From an email from Mother Jones:
You can’t make this up.
During congressional hearings about an attempted coup built entirely on lies—hearings where we learned chilling facts about how too many people who knew the truth failed to defend it—it was easy to miss a small bit of news in the field of journalism that speaks volumes.
The new head of one of America’s—and the world’s—most powerful news organizations frowns on his staff using the term “the Big Lie.” No, this is not an Onion headline. It is exactly the kind of performative detachment that has done a lot to get us into this mess to begin with.

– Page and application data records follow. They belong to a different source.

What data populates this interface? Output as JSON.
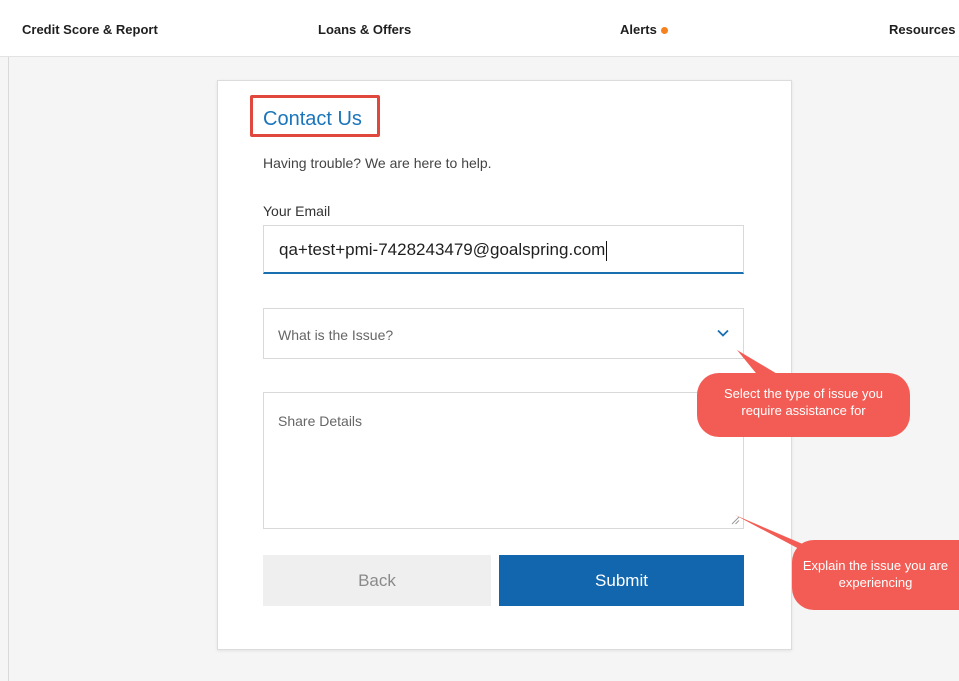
{
  "nav": {
    "items": [
      {
        "label": "Credit Score & Report"
      },
      {
        "label": "Loans & Offers"
      },
      {
        "label": "Alerts"
      },
      {
        "label": "Resources"
      }
    ],
    "alert_dot_color": "#f5821f"
  },
  "form": {
    "title": "Contact Us",
    "subtitle": "Having trouble? We are here to help.",
    "email_label": "Your Email",
    "email_value": "qa+test+pmi-7428243479@goalspring.com",
    "issue_placeholder": "What is the Issue?",
    "details_placeholder": "Share Details",
    "back_label": "Back",
    "submit_label": "Submit"
  },
  "annotations": {
    "issue_callout": "Select the type of issue you require assistance for",
    "details_callout": "Explain the issue you are experiencing",
    "highlight_color": "#e0473d",
    "callout_color": "#f25c54"
  },
  "colors": {
    "accent": "#1a75bb",
    "submit": "#1166ad"
  },
  "icons": {
    "dropdown": "chevron-down-icon",
    "resize": "resize-grip-icon"
  }
}
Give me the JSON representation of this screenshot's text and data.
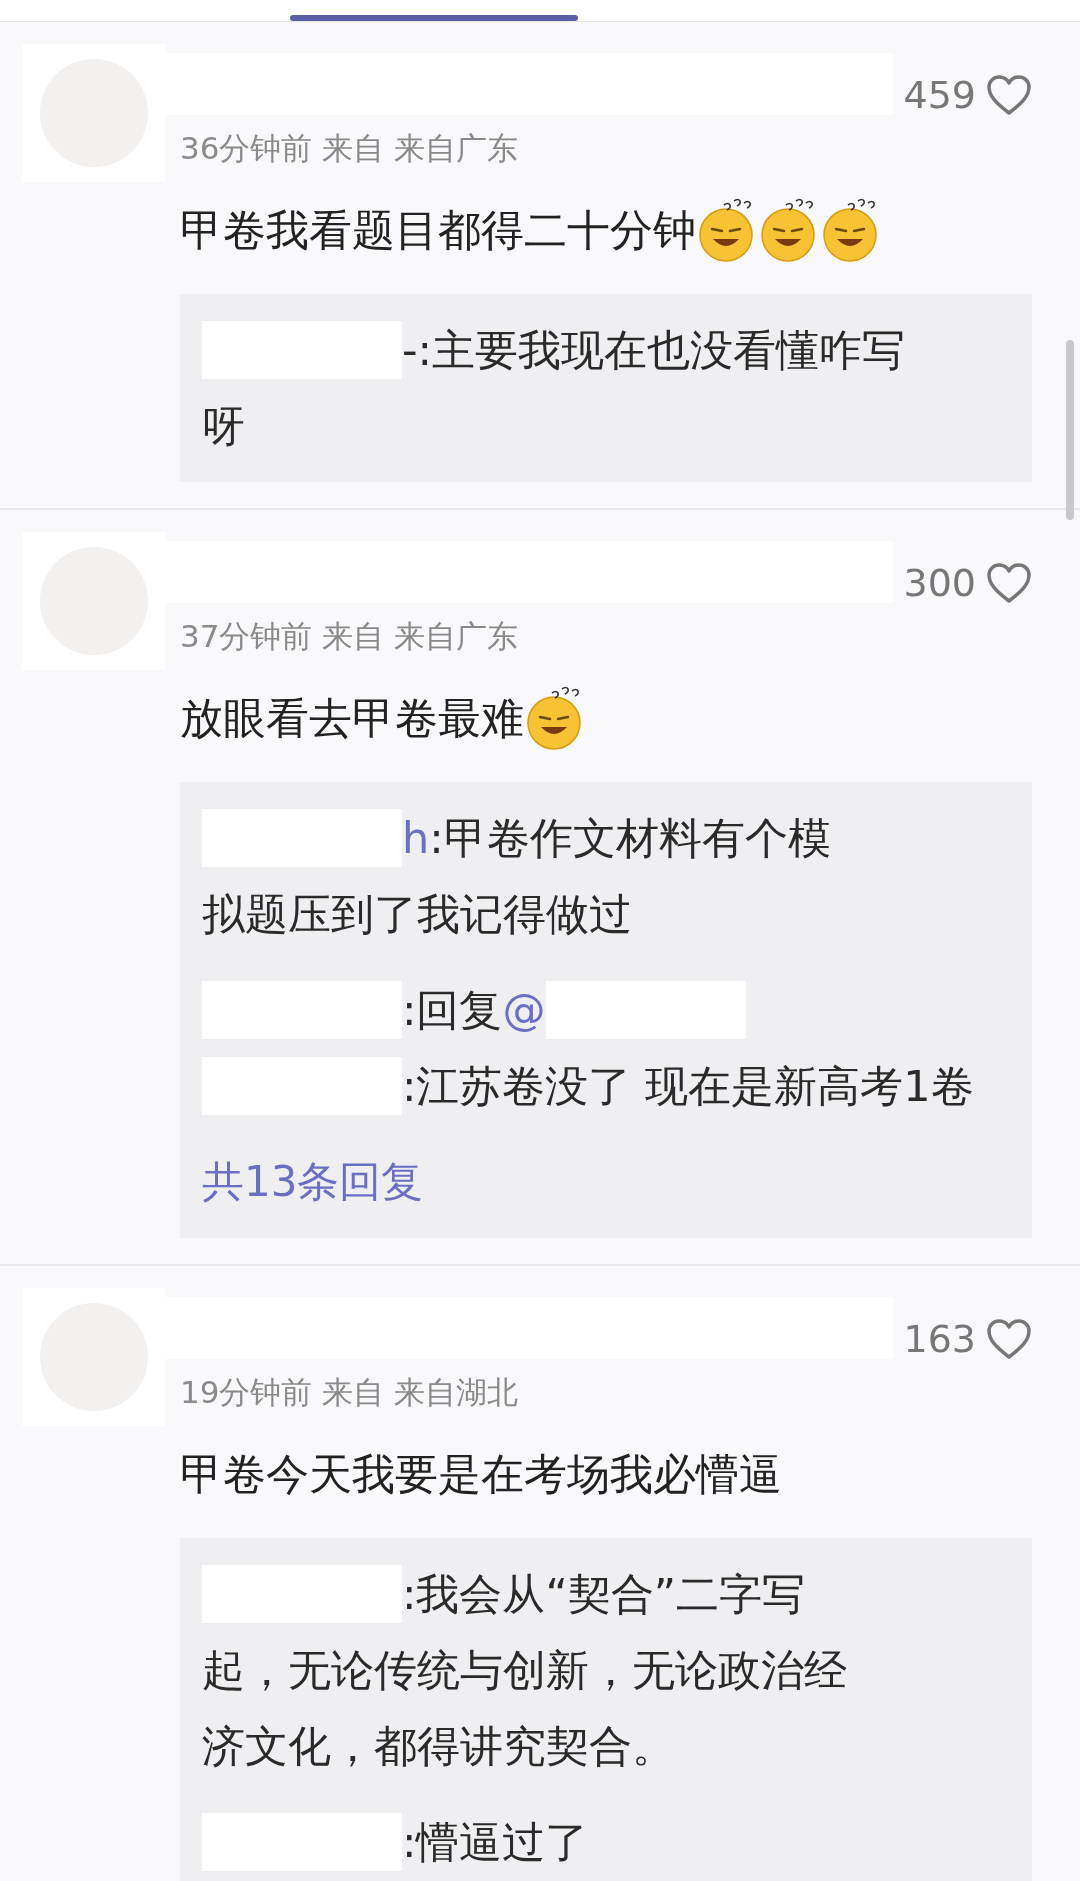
{
  "comments": [
    {
      "likes": "459",
      "meta": "36分钟前 来自 来自广东",
      "body": [
        {
          "kind": "text",
          "text": "甲卷我看题目都得二十分钟"
        },
        {
          "kind": "emoji"
        },
        {
          "kind": "emoji"
        },
        {
          "kind": "emoji"
        }
      ],
      "replies": [
        {
          "lines": [
            [
              {
                "kind": "redacted"
              },
              {
                "kind": "text",
                "text": "-:主要我现在也没看懂咋写"
              }
            ],
            [
              {
                "kind": "text",
                "text": "呀"
              }
            ]
          ]
        }
      ]
    },
    {
      "likes": "300",
      "meta": "37分钟前 来自 来自广东",
      "body": [
        {
          "kind": "text",
          "text": "放眼看去甲卷最难"
        },
        {
          "kind": "emoji"
        }
      ],
      "replies": [
        {
          "lines": [
            [
              {
                "kind": "redacted"
              },
              {
                "kind": "mention",
                "text": "h"
              },
              {
                "kind": "text",
                "text": ":甲卷作文材料有个模"
              }
            ],
            [
              {
                "kind": "text",
                "text": "拟题压到了我记得做过"
              }
            ]
          ]
        },
        {
          "lines": [
            [
              {
                "kind": "redacted"
              },
              {
                "kind": "text",
                "text": ":回复"
              },
              {
                "kind": "mention",
                "text": "@"
              },
              {
                "kind": "redacted"
              }
            ],
            [
              {
                "kind": "redacted"
              },
              {
                "kind": "text",
                "text": ":江苏卷没了 现在是新高考1卷"
              }
            ]
          ]
        }
      ],
      "more_replies": "共13条回复"
    },
    {
      "likes": "163",
      "meta": "19分钟前 来自 来自湖北",
      "body": [
        {
          "kind": "text",
          "text": "甲卷今天我要是在考场我必懵逼"
        }
      ],
      "replies": [
        {
          "lines": [
            [
              {
                "kind": "redacted"
              },
              {
                "kind": "text",
                "text": ":我会从“契合”二字写"
              }
            ],
            [
              {
                "kind": "text",
                "text": "起，无论传统与创新，无论政治经"
              }
            ],
            [
              {
                "kind": "text",
                "text": "济文化，都得讲究契合。"
              }
            ]
          ]
        },
        {
          "lines": [
            [
              {
                "kind": "redacted"
              },
              {
                "kind": "text",
                "text": ":懵逼过了"
              }
            ]
          ]
        }
      ]
    }
  ]
}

News should be fair, and it should be truthful. That seems a pretty basic formulation that people who care about journalism can agree on. And it does mean that journalists should avoid language crafted by spin doctors and propagandists (my favorite might be the classic effort to rebrand sewage as “biosolids”).

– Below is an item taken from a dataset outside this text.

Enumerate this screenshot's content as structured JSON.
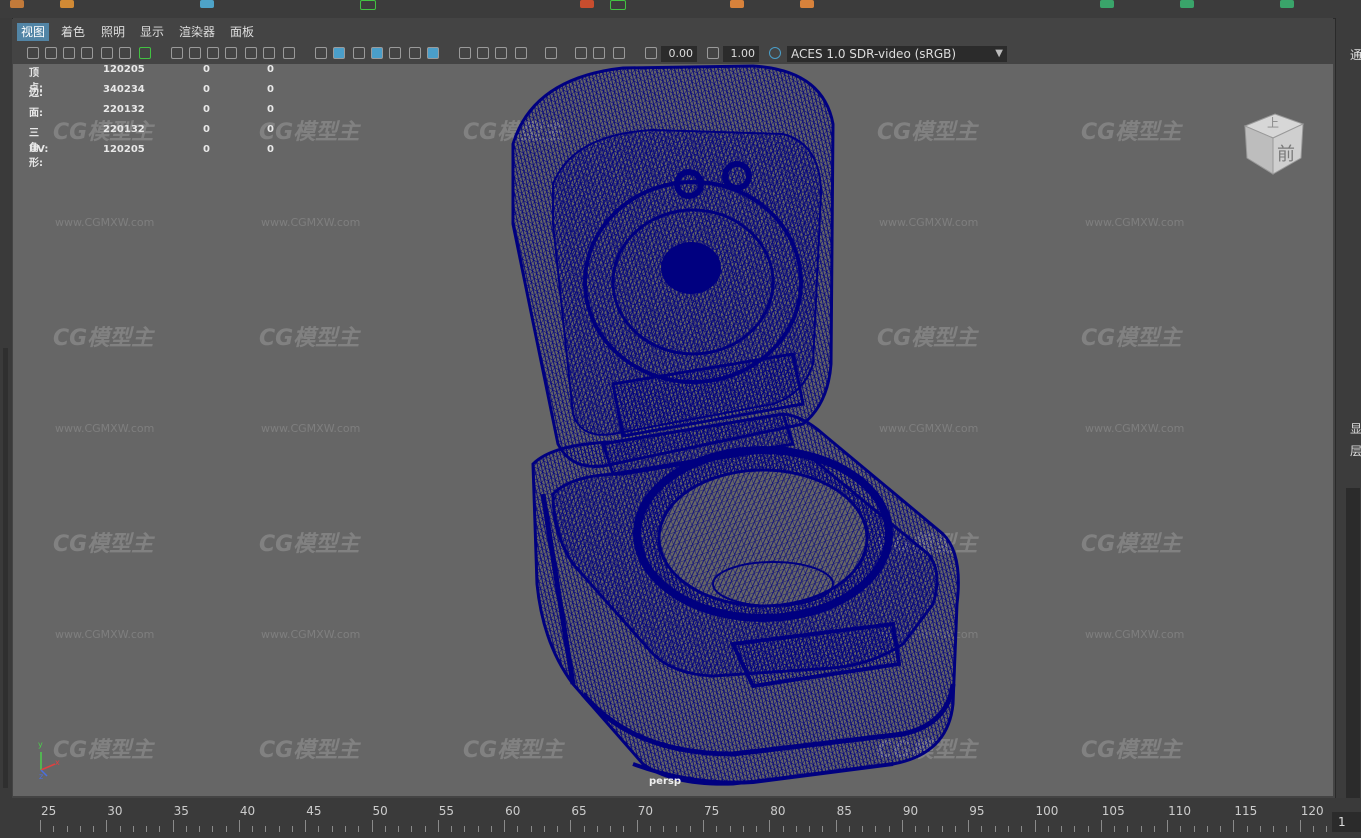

But “Big Lie” is not, as CNN head Chris Licht reportedly argues, Democratic Party spin. It’s a term that historians applied to Trump’s insistence that he won the election, drawing on the history of fascism and authoritarianism (Hitler and Goebbels leveled the term against Jewish people and the British government, respectively; the political philosopher Hannah Arendt made clear that it was the Nazis who tore at the “fabric of factuality.”)
It’s true that today, Democrats use the term “Big Lie” and most Republicans do not. But casting that as a partisan disagreement is only accurate inasmuch as one of these parties is in thrall to antidemocratic forces and the other is not. If Democrats were saying the sky is blue and Republicans insisted it is red, should CNN steer clear of stating the color of the sky? (Licht reportedly is also “evaluating” CNN journalists who have confronted Trump’s antidemocratic crusade.)

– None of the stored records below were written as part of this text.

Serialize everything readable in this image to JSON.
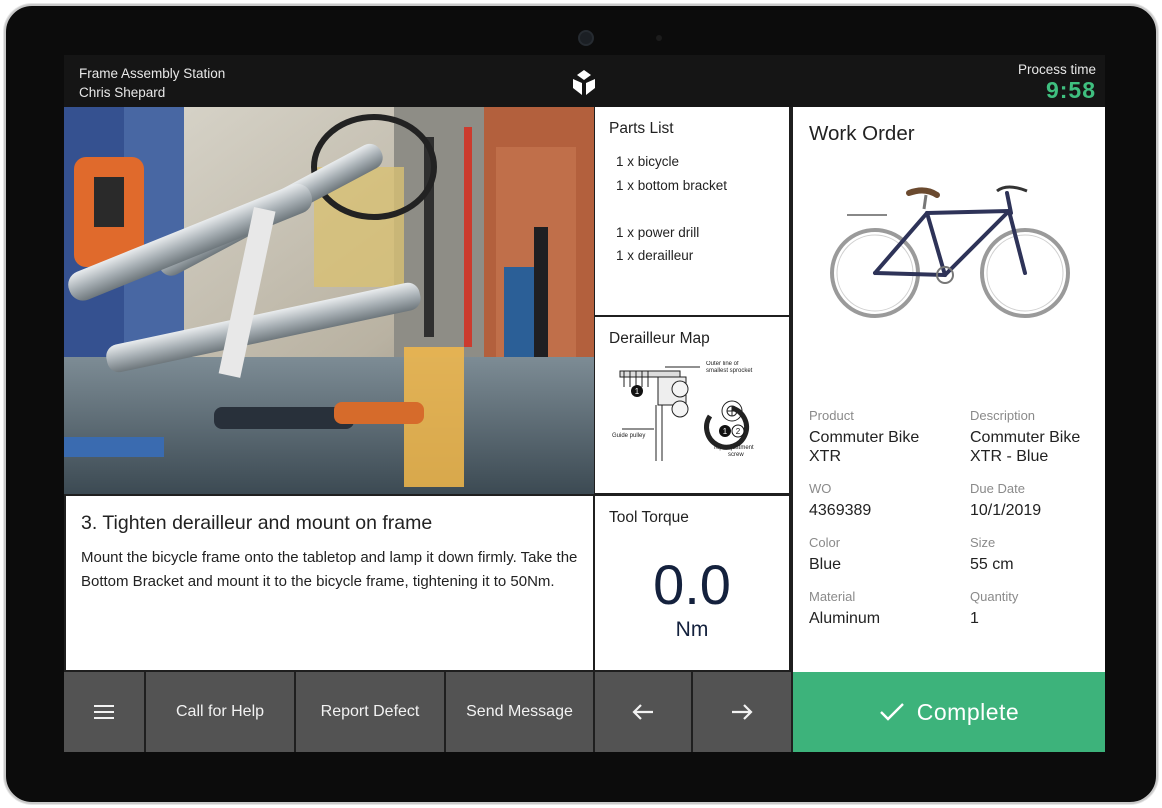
{
  "header": {
    "station_name": "Frame Assembly Station",
    "operator_name": "Chris Shepard",
    "process_time_label": "Process time",
    "process_time_value": "9:58"
  },
  "step": {
    "title": "3. Tighten derailleur and mount on frame",
    "body": "Mount the bicycle frame onto the tabletop and lamp it down firmly. Take the Bottom Bracket and mount it to the bicycle frame, tightening it to 50Nm."
  },
  "parts_list": {
    "title": "Parts List",
    "items": [
      "1 x bicycle",
      "1 x bottom bracket",
      "1 x power drill",
      "1 x derailleur"
    ]
  },
  "derailleur_map": {
    "title": "Derailleur Map",
    "labels": {
      "outer_line_1": "Outer line of",
      "outer_line_2": "smallest sprocket",
      "guide_pulley": "Guide pulley",
      "top_adjust_1": "Top adjustment",
      "top_adjust_2": "screw",
      "n1": "1",
      "n2": "2"
    }
  },
  "tool_torque": {
    "title": "Tool Torque",
    "value": "0.0",
    "unit": "Nm"
  },
  "work_order": {
    "title": "Work Order",
    "fields": {
      "product_label": "Product",
      "product_value": "Commuter Bike XTR",
      "description_label": "Description",
      "description_value": "Commuter Bike XTR - Blue",
      "wo_label": "WO",
      "wo_value": "4369389",
      "due_label": "Due Date",
      "due_value": "10/1/2019",
      "color_label": "Color",
      "color_value": "Blue",
      "size_label": "Size",
      "size_value": "55 cm",
      "material_label": "Material",
      "material_value": "Aluminum",
      "quantity_label": "Quantity",
      "quantity_value": "1"
    }
  },
  "bottom_bar": {
    "menu_icon": "hamburger-menu-icon",
    "call_help": "Call for Help",
    "report_defect": "Report Defect",
    "send_message": "Send Message",
    "prev_icon": "arrow-left-icon",
    "next_icon": "arrow-right-icon",
    "complete": "Complete",
    "complete_icon": "checkmark-icon"
  },
  "colors": {
    "accent_green": "#3db37b",
    "timer_green": "#3fbf7f",
    "button_gray": "#535353",
    "topbar": "#151515",
    "torque_text": "#14213d",
    "bike_frame": "#2e3358"
  }
}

Journalists need to seek out and explain multiple sides of an argument. But that doesn’t mean we have to play along with rending the fabric of factuality. The facts don’t always become clear if we just listen to what “both sides” are saying. The facts become clear if we listen to…the facts.
And one big fact is that the “Big Lie” is a pretty clear description of what actually happened in the winter of 2020/2021. False equivalence and faintheartedness really fire me up, always have, but I’m going to resist the urge to keep going because Brian, who works with me on these emails, has made clear that I need to stay focused on the task at hand: our fundraising.
It’s not looking great right now, honestly, still with $240,000 left to raise in less than two weeks to finish our fiscal year square. We’re concerned we might end up well short, even if donations pick up like they usually do when a big deadline draws near like June 30. There’s a bit more about what’s on the line in my longer note from a few days ago, which I’ll paste below. I hope you’ll give it a read, and if you can, that you’ll consider making a much-needed and much-appreciated donation to keep our team calling a big lie a big lie. —Monika